## [THE TASK]
Print the data that follows word for word, leaving out any picture.

***** SUPPLIED RECORDS *****

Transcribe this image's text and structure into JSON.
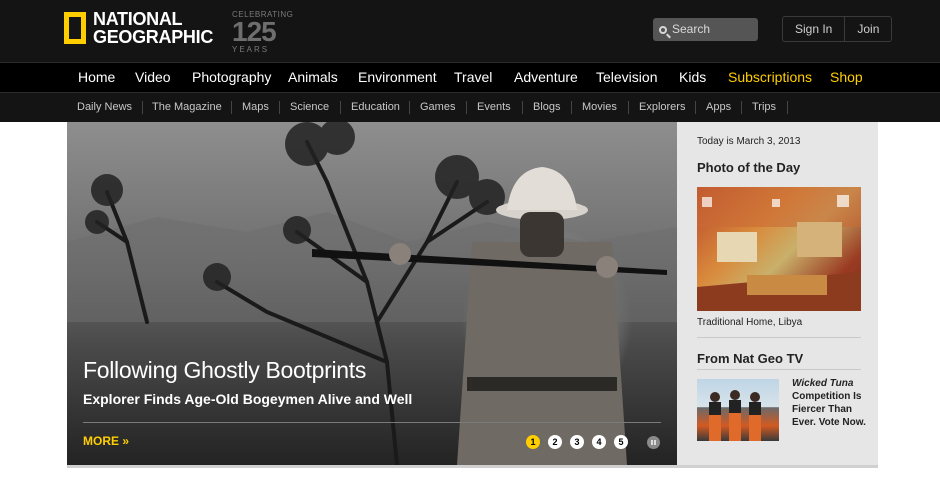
{
  "header": {
    "logo_line1": "NATIONAL",
    "logo_line2": "GEOGRAPHIC",
    "celebrating_label": "CELEBRATING",
    "celebrating_number": "125",
    "celebrating_unit": "YEARS",
    "search_placeholder": "Search",
    "sign_in": "Sign In",
    "join": "Join"
  },
  "main_nav": {
    "items": [
      "Home",
      "Video",
      "Photography",
      "Animals",
      "Environment",
      "Travel",
      "Adventure",
      "Television",
      "Kids",
      "Subscriptions",
      "Shop"
    ],
    "highlight_color": "#ffce00"
  },
  "sub_nav": {
    "items": [
      "Daily News",
      "The Magazine",
      "Maps",
      "Science",
      "Education",
      "Games",
      "Events",
      "Blogs",
      "Movies",
      "Explorers",
      "Apps",
      "Trips"
    ]
  },
  "hero": {
    "title": "Following Ghostly Bootprints",
    "subtitle": "Explorer Finds Age-Old Bogeymen Alive and Well",
    "more_link": "MORE »",
    "slides": [
      "1",
      "2",
      "3",
      "4",
      "5"
    ],
    "active_slide": 1
  },
  "sidebar": {
    "today": "Today is March 3, 2013",
    "photo_of_day_title": "Photo of the Day",
    "photo_caption": "Traditional Home, Libya",
    "tv_title": "From Nat Geo TV",
    "tv_show": "Wicked Tuna",
    "tv_description": "Competition Is Fiercer Than Ever. Vote Now."
  }
}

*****

## [SOLVED PROBLEM]
Transcribe this image's text and structure into JSON.
{
  "header": {
    "logo_line1": "NATIONAL",
    "logo_line2": "GEOGRAPHIC",
    "celebrating_label": "CELEBRATING",
    "celebrating_number": "125",
    "celebrating_unit": "YEARS",
    "search_placeholder": "Search",
    "sign_in": "Sign In",
    "join": "Join"
  },
  "main_nav": {
    "items": [
      "Home",
      "Video",
      "Photography",
      "Animals",
      "Environment",
      "Travel",
      "Adventure",
      "Television",
      "Kids",
      "Subscriptions",
      "Shop"
    ],
    "highlight_color": "#ffce00"
  },
  "sub_nav": {
    "items": [
      "Daily News",
      "The Magazine",
      "Maps",
      "Science",
      "Education",
      "Games",
      "Events",
      "Blogs",
      "Movies",
      "Explorers",
      "Apps",
      "Trips"
    ]
  },
  "hero": {
    "title": "Following Ghostly Bootprints",
    "subtitle": "Explorer Finds Age-Old Bogeymen Alive and Well",
    "more_link": "MORE »",
    "slides": [
      "1",
      "2",
      "3",
      "4",
      "5"
    ],
    "active_slide": 1
  },
  "sidebar": {
    "today": "Today is March 3, 2013",
    "photo_of_day_title": "Photo of the Day",
    "photo_caption": "Traditional Home, Libya",
    "tv_title": "From Nat Geo TV",
    "tv_show": "Wicked Tuna",
    "tv_description": "Competition Is Fiercer Than Ever. Vote Now."
  }
}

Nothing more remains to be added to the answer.